These genomic species are phenotypically very similar and are collectively known as the Acinetobacter calcoaceticus-A baumannii complex ACB complex with genomic species 1 A calcoaceticus. Acinetobacter has been found in traumatic infections during wars, though the source of infection is still uncertain as organism is not very common in the soil. In our case, the pathogen may have been inoculated by the patient by the application of herbal leaves contaminated with Acinetobacter. Imaging studies that may be useful, besides plain soft tissue films of the neck, include chest x-ray to evaluate the mediastinum for widening and to look for pleural effusions and CT scanning, which is probably the single most useful study in the early stages; CT can detect gas in areas inaccessible to palpation, identify areas where infection has spread preoperatively, and can also detect vascular thrombosis, erosion of vessels, or mediastinitis.
Extensive debridement of all necrotic tissue is the most important part of treatment in these patients.

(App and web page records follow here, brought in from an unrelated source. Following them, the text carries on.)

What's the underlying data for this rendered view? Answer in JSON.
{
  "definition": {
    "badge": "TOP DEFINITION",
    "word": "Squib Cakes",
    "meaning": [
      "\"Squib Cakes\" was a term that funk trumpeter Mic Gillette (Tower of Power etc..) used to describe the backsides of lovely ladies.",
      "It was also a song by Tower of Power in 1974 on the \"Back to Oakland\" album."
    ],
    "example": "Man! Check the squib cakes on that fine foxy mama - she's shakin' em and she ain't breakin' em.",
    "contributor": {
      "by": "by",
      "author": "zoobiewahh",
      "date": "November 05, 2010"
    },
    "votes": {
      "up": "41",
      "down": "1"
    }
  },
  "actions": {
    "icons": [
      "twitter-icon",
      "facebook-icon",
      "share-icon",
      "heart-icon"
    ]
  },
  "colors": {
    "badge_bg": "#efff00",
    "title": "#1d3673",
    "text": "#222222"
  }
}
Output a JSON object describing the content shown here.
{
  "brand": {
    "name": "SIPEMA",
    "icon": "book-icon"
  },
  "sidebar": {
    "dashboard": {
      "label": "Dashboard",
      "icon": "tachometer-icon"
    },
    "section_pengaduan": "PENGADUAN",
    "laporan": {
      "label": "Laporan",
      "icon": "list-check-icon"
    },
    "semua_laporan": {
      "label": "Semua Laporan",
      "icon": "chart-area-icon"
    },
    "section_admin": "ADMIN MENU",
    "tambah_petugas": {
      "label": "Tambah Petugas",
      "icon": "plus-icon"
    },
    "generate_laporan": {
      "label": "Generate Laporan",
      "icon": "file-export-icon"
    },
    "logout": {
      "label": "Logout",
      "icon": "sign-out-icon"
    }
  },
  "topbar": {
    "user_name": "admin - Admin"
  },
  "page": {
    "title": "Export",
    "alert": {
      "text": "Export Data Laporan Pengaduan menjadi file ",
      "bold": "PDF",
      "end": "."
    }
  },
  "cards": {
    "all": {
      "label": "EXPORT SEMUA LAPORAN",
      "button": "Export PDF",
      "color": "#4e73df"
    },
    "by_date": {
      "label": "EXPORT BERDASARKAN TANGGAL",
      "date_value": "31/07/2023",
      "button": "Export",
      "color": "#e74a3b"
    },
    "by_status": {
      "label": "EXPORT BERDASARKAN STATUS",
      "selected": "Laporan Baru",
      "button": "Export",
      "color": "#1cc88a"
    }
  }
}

Immediate surgical exploration is indicated in the presence of subcutaneous emphysema, obvious fluctuance, skin necrosis in an area of cellulitis, or rapidly advancing infection despite 24 to 48 h of medical therapy.
The areas of fascial necrosis usually extend further than cutaneous involvement. The complications that have been associated with NF of the head and neck include necrosis of the chest wall fascia, mediastinitis, pleural effusion, pericardial effusion, empyema, airway obstruction, arterial erosion, jugular vein thrombophlebitis, septic shock, lung abscess, carotid artery thrombosis, and DIC.
Several factors have been found to influence survival in NF. In the series reported by Umeda and others, three clinical factors were found to affect mortality: This report highlights the fact that minor trauma in the form of heat could be a precipitating factor in causing NF in a patient with simple neck space infection of odontogenic origin.
Hence the need to create awareness among rural and tribal populations on the danger of inflicting such trauma as a remedy for odontogenic abscesses. A disastrous condition could thus be averted. This paper also shows the importance of early diagnosis and multiple surgical debridements, which should be undertaken regardless of the extent of cosmetic deformity, in the management of this condition.
Acinetobacter should be considered as a possible pathogen in patients with NF and care should be taken to select antibiotics that are active against this organism. National Center for Biotechnology InformationU. J Emerg Trauma Shock. Author information Article notes Copyright and License information Disclaimer. Received Apr 18; Accepted Jun This is an open-access article distributed under the terms of the Creative Commons Attribution License, which permits unrestricted use, distribution, and reproduction in any medium, provided the original work is properly cited.
This article has been cited by other articles in PMC. Abstract Necrotizing fasciitis NF of the face and neck is a very rare complication of dental infection.